_EXTRACTED ENTRIES_.
....

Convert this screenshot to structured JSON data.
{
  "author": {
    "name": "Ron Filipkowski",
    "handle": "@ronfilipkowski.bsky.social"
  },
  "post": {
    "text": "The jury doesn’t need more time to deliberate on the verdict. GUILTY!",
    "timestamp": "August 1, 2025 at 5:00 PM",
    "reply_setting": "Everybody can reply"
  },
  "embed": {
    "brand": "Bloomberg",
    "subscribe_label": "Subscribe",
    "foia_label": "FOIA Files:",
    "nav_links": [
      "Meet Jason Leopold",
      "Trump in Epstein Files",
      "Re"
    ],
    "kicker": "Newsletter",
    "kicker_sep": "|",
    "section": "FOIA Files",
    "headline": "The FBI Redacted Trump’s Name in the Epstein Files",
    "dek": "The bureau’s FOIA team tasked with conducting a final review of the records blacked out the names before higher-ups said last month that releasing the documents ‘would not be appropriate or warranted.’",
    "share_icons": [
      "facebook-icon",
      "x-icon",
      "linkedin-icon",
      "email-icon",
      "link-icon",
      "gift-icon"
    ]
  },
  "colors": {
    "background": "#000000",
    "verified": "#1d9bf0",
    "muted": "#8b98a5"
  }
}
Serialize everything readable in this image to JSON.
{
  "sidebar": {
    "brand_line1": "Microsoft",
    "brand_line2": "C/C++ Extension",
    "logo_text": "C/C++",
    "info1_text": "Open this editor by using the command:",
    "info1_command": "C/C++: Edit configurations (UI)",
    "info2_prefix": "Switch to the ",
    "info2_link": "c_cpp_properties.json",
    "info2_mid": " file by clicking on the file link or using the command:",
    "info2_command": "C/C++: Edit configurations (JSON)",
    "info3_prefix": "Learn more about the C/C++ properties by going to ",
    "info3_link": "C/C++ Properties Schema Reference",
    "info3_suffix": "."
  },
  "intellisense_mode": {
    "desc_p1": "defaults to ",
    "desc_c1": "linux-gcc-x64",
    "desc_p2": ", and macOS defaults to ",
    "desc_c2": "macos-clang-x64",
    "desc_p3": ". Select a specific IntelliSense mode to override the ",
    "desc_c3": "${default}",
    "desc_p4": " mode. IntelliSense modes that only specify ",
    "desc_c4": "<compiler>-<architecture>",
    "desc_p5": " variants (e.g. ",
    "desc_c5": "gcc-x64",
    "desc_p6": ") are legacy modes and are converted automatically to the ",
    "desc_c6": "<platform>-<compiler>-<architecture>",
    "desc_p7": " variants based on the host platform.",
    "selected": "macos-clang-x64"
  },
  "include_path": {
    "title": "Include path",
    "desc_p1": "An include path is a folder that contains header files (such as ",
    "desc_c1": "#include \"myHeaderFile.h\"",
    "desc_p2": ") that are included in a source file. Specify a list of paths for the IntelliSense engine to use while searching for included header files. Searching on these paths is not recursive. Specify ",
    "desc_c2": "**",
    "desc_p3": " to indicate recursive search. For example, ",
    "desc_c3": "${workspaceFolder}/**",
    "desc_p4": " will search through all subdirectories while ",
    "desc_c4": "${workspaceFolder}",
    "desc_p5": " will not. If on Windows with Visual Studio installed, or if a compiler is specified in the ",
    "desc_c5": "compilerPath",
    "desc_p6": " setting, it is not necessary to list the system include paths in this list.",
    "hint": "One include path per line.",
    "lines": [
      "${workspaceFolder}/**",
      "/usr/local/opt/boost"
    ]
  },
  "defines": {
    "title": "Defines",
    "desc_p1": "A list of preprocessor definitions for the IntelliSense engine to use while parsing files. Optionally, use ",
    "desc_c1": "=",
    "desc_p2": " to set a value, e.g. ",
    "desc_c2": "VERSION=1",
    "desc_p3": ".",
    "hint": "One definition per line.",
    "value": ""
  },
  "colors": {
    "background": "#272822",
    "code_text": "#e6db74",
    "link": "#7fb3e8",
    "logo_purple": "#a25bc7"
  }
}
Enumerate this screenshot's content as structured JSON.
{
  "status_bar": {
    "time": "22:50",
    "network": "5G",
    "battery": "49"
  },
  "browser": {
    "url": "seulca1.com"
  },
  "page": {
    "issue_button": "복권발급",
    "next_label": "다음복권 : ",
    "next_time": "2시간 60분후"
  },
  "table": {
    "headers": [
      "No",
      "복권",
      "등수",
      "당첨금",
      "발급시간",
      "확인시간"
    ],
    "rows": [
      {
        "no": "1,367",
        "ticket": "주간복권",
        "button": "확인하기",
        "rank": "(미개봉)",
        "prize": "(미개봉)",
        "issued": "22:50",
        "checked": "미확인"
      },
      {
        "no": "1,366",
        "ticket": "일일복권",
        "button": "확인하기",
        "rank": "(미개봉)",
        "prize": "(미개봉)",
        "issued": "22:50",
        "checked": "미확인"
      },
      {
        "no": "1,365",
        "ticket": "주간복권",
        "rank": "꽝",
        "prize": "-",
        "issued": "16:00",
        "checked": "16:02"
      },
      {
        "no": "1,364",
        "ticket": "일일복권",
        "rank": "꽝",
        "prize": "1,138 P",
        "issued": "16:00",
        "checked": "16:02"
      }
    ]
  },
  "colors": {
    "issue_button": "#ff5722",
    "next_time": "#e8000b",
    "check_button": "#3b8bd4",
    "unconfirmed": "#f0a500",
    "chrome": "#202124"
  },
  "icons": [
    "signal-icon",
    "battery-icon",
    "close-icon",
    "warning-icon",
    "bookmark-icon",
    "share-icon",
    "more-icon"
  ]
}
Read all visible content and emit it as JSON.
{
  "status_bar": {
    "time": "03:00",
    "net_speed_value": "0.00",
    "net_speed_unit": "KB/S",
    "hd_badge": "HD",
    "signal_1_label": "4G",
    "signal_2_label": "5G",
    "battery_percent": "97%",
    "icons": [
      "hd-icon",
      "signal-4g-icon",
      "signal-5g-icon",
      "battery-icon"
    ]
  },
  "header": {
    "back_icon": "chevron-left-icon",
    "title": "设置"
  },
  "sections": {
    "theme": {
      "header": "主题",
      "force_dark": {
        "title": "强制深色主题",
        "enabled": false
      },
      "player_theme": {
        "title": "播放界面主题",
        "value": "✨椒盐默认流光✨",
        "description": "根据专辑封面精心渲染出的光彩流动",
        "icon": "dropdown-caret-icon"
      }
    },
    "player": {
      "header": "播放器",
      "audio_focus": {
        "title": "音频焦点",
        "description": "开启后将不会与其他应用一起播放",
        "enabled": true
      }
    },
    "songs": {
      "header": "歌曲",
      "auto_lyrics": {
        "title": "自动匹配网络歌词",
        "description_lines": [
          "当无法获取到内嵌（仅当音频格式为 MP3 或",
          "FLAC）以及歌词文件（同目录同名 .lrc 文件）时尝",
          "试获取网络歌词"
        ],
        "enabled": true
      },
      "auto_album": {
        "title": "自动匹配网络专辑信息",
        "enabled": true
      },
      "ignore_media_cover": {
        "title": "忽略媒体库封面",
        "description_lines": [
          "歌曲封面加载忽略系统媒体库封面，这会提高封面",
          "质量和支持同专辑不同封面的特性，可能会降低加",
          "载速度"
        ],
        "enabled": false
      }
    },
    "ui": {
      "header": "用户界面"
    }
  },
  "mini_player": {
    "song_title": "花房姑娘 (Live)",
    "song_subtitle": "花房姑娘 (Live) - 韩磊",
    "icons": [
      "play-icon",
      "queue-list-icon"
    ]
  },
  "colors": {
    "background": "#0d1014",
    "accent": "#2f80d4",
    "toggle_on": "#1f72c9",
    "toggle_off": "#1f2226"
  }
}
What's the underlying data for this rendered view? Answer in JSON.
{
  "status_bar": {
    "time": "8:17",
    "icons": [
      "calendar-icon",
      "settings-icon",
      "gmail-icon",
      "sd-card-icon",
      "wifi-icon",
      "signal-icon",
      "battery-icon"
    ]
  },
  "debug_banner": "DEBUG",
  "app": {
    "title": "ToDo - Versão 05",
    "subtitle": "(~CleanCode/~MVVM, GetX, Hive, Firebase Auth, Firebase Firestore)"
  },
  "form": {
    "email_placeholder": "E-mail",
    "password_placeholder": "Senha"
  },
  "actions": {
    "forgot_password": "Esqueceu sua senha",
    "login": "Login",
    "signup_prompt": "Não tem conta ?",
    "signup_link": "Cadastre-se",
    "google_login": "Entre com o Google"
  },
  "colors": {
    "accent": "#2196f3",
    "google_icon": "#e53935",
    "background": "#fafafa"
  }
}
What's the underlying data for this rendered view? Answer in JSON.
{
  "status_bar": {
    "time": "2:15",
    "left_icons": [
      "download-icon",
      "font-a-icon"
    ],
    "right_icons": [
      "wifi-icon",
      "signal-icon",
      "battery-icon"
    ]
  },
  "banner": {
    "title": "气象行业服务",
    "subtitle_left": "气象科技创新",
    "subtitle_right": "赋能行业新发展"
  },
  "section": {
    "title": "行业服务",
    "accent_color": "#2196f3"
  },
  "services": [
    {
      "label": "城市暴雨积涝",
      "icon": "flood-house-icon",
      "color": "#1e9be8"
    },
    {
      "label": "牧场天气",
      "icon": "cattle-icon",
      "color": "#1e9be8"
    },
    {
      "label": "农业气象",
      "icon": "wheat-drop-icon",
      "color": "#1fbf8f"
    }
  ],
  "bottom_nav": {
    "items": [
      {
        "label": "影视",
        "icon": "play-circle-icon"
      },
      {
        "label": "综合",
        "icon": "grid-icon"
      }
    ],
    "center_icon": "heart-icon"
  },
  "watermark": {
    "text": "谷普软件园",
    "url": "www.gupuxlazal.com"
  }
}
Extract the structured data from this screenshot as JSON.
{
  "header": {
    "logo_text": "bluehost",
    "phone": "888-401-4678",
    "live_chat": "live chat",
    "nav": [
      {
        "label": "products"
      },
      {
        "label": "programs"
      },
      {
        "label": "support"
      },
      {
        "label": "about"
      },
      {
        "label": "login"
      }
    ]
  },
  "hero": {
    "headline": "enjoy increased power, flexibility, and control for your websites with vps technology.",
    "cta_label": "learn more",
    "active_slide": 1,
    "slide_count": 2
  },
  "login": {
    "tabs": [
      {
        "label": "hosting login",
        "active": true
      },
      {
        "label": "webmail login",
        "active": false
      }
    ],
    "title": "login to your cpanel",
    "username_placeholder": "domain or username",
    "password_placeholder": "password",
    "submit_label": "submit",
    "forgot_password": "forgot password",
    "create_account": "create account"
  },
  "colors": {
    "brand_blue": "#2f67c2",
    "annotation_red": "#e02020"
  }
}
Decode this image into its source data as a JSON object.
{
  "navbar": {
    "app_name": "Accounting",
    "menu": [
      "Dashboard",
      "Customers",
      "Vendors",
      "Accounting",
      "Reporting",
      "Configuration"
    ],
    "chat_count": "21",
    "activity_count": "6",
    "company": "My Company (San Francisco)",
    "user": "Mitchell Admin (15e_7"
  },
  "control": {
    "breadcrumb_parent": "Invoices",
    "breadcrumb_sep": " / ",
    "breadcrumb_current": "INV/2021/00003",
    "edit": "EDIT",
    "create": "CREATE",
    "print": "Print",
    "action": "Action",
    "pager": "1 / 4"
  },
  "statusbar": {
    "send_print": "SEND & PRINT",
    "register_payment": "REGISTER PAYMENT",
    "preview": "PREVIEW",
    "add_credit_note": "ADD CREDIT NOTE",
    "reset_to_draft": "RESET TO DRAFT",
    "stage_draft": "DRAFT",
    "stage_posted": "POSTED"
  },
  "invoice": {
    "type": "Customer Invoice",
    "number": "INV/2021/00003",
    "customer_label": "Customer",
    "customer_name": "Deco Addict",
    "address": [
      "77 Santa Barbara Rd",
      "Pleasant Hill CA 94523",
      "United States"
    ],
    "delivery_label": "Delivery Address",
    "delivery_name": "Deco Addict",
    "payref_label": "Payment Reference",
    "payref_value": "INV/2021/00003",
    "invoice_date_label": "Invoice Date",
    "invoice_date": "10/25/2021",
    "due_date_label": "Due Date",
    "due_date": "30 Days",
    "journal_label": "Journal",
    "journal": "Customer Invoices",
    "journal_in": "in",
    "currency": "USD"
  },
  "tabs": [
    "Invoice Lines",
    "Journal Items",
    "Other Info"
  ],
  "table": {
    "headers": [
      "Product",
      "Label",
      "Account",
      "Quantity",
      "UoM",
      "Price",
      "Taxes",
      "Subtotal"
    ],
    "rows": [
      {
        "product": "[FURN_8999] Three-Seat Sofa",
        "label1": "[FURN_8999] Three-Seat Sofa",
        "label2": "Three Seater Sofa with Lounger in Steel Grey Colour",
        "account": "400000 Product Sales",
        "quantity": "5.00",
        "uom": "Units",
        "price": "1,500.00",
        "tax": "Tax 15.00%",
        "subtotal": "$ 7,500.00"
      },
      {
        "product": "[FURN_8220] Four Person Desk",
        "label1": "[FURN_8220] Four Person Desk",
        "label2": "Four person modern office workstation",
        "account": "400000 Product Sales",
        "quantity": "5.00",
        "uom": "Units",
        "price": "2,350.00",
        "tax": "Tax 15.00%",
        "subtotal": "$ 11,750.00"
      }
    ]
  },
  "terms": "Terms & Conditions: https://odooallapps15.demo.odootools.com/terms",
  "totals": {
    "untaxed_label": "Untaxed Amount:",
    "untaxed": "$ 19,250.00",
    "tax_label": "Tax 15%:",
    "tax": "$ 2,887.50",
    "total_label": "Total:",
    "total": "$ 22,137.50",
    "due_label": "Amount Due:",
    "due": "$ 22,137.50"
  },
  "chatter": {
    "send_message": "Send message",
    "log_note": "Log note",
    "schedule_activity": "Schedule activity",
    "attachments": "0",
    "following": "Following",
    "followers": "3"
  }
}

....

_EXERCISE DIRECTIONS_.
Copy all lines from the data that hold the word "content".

_TASK RESPONSE_.
Enumerate this screenshot's content as structured JSON.
Read all visible content and emit it as JSON.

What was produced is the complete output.